■ TRY IT
Each line below must be set down exactly as it stands.

■ Items from an interface collection

BEGIN

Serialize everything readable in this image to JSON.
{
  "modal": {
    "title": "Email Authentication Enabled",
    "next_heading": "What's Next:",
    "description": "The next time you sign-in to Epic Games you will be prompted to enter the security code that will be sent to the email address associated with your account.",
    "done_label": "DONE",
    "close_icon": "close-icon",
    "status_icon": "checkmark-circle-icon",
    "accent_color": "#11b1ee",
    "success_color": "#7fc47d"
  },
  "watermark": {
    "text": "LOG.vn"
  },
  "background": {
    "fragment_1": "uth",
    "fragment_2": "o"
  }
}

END

■ RESPONSE BOX
Serialize everything readable in this image to JSON.
{
  "modal": {
    "title": "Email Authentication Enabled",
    "next_heading": "What's Next:",
    "description": "The next time you sign-in to Epic Games you will be prompted to enter the security code that will be sent to the email address associated with your account.",
    "done_label": "DONE",
    "close_icon": "close-icon",
    "status_icon": "checkmark-circle-icon",
    "accent_color": "#11b1ee",
    "success_color": "#7fc47d"
  },
  "watermark": {
    "text": "LOG.vn"
  },
  "background": {
    "fragment_1": "uth",
    "fragment_2": "o"
  }
}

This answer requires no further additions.